Scan the listing below for the word "name" and copy every line where it occurs.

╭─ TASK INPUTS

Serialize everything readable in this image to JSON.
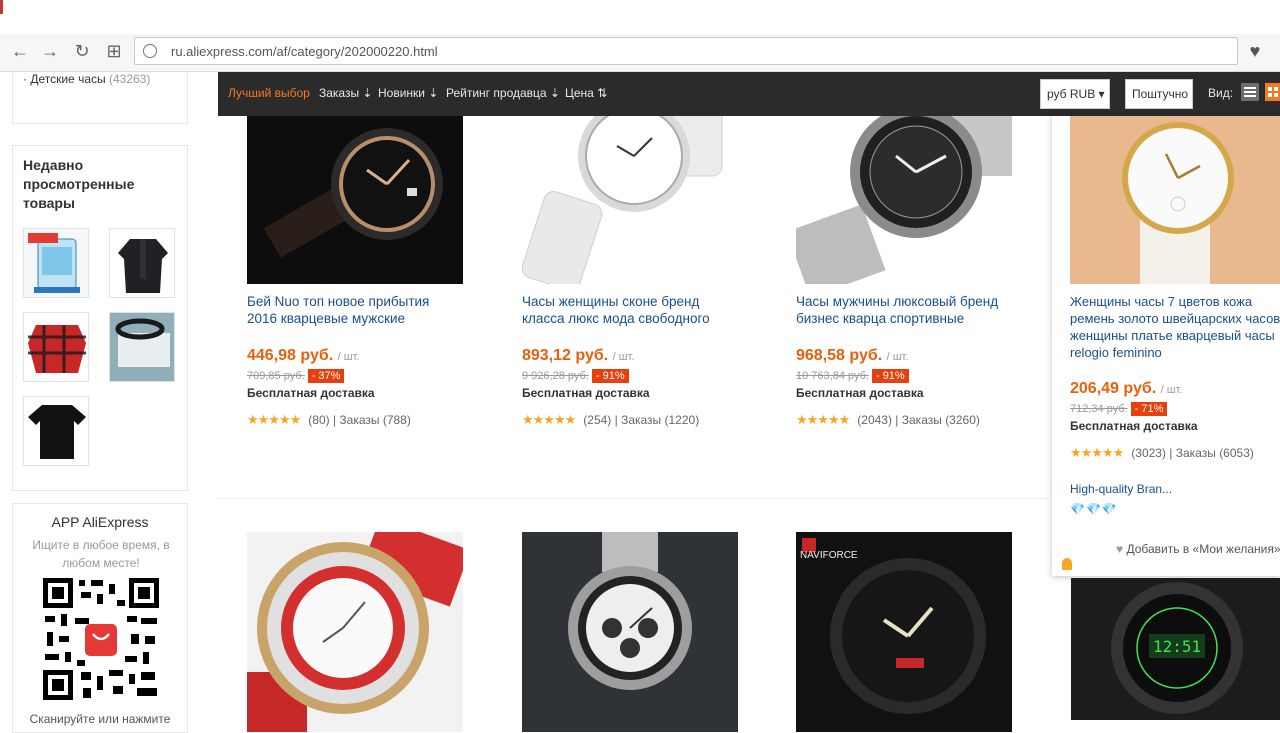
{
  "browser": {
    "url": "ru.aliexpress.com/af/category/202000220.html",
    "back": "←",
    "forward": "→",
    "reload": "↻",
    "apps": "⊞",
    "heart": "♥"
  },
  "sidebar": {
    "kids_label": "Детские часы",
    "kids_count": "(43263)",
    "recent_title": "Недавно просмотренные товары",
    "app_title": "APP AliExpress",
    "app_sub": "Ищите в любое время, в любом месте!",
    "app_cut": "Сканируйте или нажмите"
  },
  "filter": {
    "items": [
      "Лучший выбор",
      "Заказы ⇣",
      "Новинки ⇣",
      "Рейтинг продавца ⇣",
      "Цена ⇅"
    ],
    "currency": "руб RUB ▾",
    "unit": "Поштучно",
    "view_label": "Вид:"
  },
  "products": [
    {
      "name": "Бей Nuo топ новое прибытия 2016 кварцевые мужские",
      "price": "446,98 руб.",
      "unit": "/ шт.",
      "old": "709,85 руб.",
      "disc": "- 37%",
      "ship": "Бесплатная доставка",
      "stars": "★★★★★",
      "meta": "(80)  |  Заказы (788)"
    },
    {
      "name": "Часы женщины сконе бренд класса люкс мода свободного",
      "price": "893,12 руб.",
      "unit": "/ шт.",
      "old": "9 926,28 руб.",
      "disc": "- 91%",
      "ship": "Бесплатная доставка",
      "stars": "★★★★★",
      "meta": "(254)  |  Заказы (1220)"
    },
    {
      "name": "Часы мужчины люксовый бренд бизнес кварца спортивные",
      "price": "968,58 руб.",
      "unit": "/ шт.",
      "old": "10 763,84 руб.",
      "disc": "- 91%",
      "ship": "Бесплатная доставка",
      "stars": "★★★★★",
      "meta": "(2043)  |  Заказы (3260)"
    },
    {
      "name": "Женщины часы 7 цветов кожа ремень золото швейцарских часов женщины платье кварцевый часы relogio feminino",
      "price": "206,49 руб.",
      "unit": "/ шт.",
      "old": "712,34 руб.",
      "disc": "- 71%",
      "ship": "Бесплатная доставка",
      "stars": "★★★★★",
      "meta": "(3023)  |  Заказы (6053)"
    }
  ],
  "popup": {
    "brand": "High-quality Bran...",
    "gems": "💎💎💎",
    "wish": "Добавить в «Мои желания»"
  },
  "row2": {
    "naviforce": "NAVIFORCE"
  },
  "colors": {
    "accent": "#f47920",
    "price": "#e8600c",
    "link": "#1a4f8b",
    "bar": "#2b2b2b"
  }
}
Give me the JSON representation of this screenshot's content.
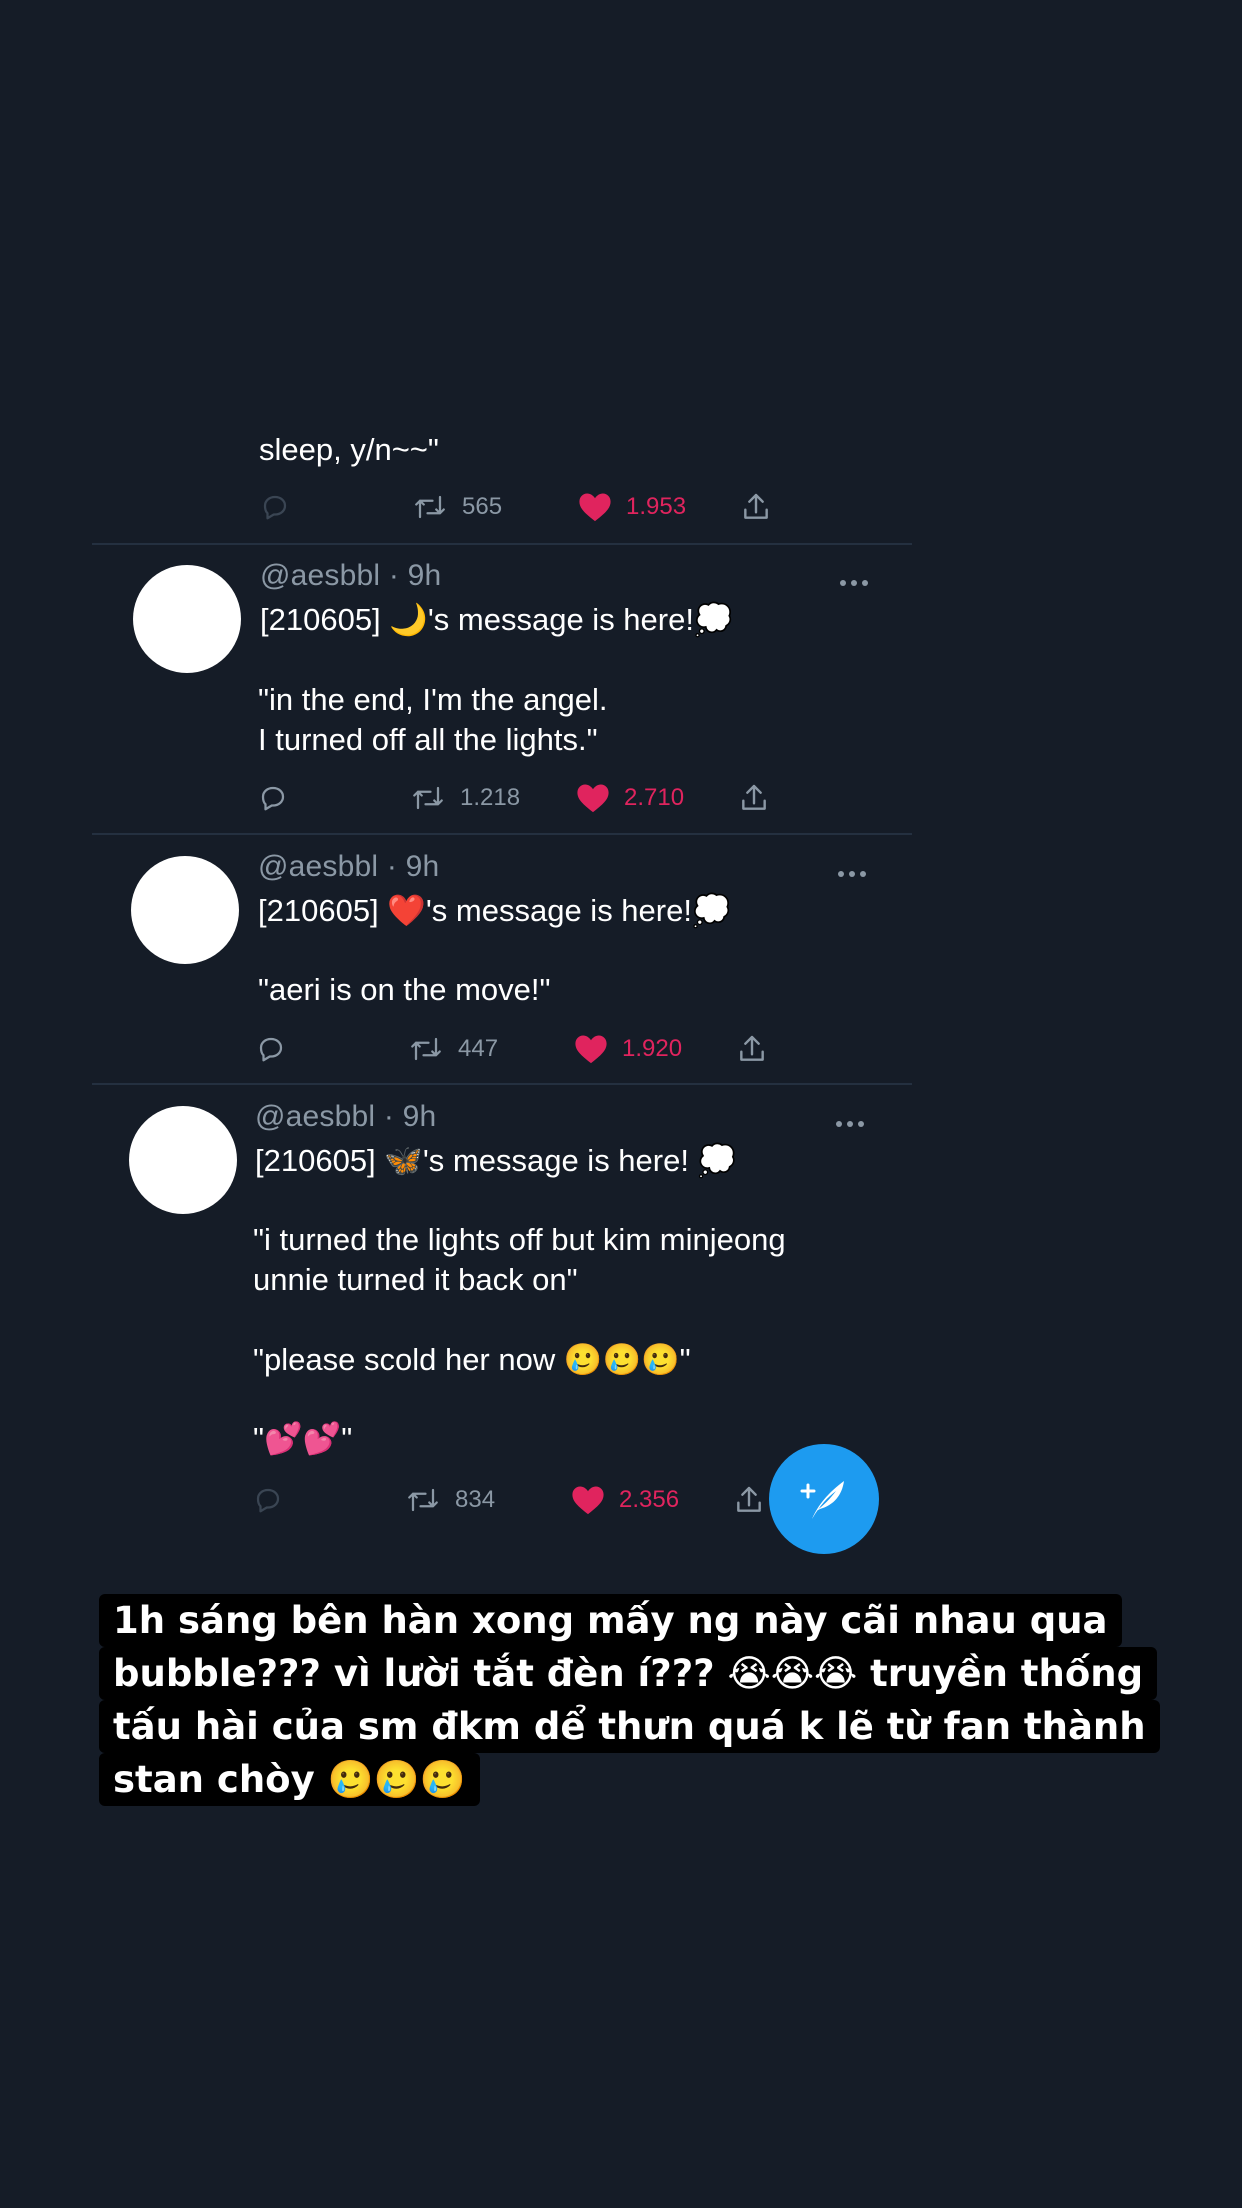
{
  "tweets": [
    {
      "lines": [
        "sleep, y/n~~\""
      ],
      "retweets": "565",
      "likes": "1.953"
    },
    {
      "handle": "@aesbbl",
      "sep": "·",
      "time": "9h",
      "lines": [
        "[210605] 🌙's message is here!💭",
        "",
        "\"in the end, I'm the angel.",
        "I turned off all the lights.\""
      ],
      "retweets": "1.218",
      "likes": "2.710"
    },
    {
      "handle": "@aesbbl",
      "sep": "·",
      "time": "9h",
      "lines": [
        "[210605] ❤️'s message is here!💭",
        "",
        "\"aeri is on the move!\""
      ],
      "retweets": "447",
      "likes": "1.920"
    },
    {
      "handle": "@aesbbl",
      "sep": "·",
      "time": "9h",
      "lines": [
        "[210605] 🦋's message is here! 💭",
        "",
        "\"i turned the lights off but kim minjeong",
        "unnie turned it back on\"",
        "",
        "\"please scold her now 🥲🥲🥲\"",
        "",
        "\"💕💕\""
      ],
      "retweets": "834",
      "likes": "2.356"
    }
  ],
  "caption": [
    "1h sáng bên hàn xong mấy ng này cãi nhau qua",
    "bubble??? vì lười tắt đèn í??? 😭😭😭 truyền thống",
    "tấu hài của sm đkm dể thưn quá k lẽ từ fan thành",
    "stan chòy 🥲🥲🥲"
  ],
  "colors": {
    "background": "#151c27",
    "like": "#e0245e",
    "muted": "#8b98a5",
    "fab": "#1d9bf0"
  },
  "icons": [
    "reply-icon",
    "retweet-icon",
    "heart-icon",
    "share-icon",
    "more-icon",
    "compose-icon"
  ]
}
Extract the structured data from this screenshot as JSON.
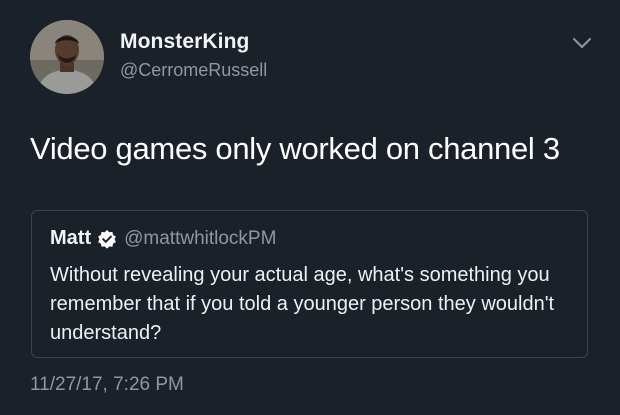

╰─

• SOLUTION TO THE PROBLEM:
      "name": "Бей Nuo топ новое прибытия 2016 кварцевые мужские",
      "name": "Часы женщины сконе бренд класса люкс мода свободного",
      "name": "Часы мужчины люксовый бренд бизнес кварца спортивные",
      "name": "Женщины часы 7 цветов кожа ремень золото швейцарских часов женщины платье кварцевый часы relogio feminino",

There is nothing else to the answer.